Return every line of the data that contains the string "clockwise".
++++
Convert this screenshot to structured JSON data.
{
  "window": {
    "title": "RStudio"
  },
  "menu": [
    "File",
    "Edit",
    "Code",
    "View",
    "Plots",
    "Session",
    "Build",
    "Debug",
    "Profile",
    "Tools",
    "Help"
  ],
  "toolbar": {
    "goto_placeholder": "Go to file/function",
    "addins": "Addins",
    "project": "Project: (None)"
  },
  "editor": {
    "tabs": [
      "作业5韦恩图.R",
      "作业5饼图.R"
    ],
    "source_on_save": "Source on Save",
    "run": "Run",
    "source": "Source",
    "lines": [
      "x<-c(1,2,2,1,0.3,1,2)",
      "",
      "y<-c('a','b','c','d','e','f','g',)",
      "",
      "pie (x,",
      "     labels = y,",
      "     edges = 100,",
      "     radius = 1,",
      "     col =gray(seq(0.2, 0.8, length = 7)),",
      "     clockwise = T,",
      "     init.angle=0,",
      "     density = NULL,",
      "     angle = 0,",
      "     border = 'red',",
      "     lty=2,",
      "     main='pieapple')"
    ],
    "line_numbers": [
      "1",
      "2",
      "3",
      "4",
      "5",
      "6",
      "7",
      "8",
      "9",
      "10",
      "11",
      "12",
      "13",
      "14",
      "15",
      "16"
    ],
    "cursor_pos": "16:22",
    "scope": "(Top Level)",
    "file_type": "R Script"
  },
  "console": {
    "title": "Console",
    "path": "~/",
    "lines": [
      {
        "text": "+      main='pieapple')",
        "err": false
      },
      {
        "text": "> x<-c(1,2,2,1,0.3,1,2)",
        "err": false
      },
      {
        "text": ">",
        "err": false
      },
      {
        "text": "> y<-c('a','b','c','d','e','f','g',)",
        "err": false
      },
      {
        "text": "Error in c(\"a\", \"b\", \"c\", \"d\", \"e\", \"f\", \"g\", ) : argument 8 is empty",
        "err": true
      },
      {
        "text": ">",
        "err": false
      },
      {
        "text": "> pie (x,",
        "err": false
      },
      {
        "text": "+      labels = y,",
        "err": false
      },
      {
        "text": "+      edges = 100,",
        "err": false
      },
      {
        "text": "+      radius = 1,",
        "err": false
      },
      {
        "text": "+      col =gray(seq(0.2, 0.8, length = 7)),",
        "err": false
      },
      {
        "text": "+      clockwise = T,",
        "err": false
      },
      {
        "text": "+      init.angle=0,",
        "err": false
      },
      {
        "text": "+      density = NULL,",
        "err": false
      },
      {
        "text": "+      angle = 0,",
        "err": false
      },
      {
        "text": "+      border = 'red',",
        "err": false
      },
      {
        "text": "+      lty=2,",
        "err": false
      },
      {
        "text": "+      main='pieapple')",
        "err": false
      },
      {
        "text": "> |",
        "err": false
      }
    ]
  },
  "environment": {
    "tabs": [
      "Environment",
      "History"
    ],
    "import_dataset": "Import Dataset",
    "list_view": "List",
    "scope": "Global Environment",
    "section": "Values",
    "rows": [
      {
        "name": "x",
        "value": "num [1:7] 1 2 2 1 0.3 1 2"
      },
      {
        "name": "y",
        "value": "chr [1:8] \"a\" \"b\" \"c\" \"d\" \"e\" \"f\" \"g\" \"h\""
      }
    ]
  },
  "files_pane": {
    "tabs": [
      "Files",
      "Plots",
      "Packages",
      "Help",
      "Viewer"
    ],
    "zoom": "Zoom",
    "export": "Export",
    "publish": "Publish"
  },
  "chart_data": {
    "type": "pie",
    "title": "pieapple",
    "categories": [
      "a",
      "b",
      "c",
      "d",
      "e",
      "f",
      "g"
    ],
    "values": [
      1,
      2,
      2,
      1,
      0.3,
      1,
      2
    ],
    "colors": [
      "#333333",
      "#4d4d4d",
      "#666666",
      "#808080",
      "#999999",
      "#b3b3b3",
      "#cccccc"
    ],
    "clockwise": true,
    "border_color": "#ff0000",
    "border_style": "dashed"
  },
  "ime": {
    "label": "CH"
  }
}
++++
Task solution
      "     clockwise = T,",
        "text": "+      clockwise = T,",
    "clockwise": true,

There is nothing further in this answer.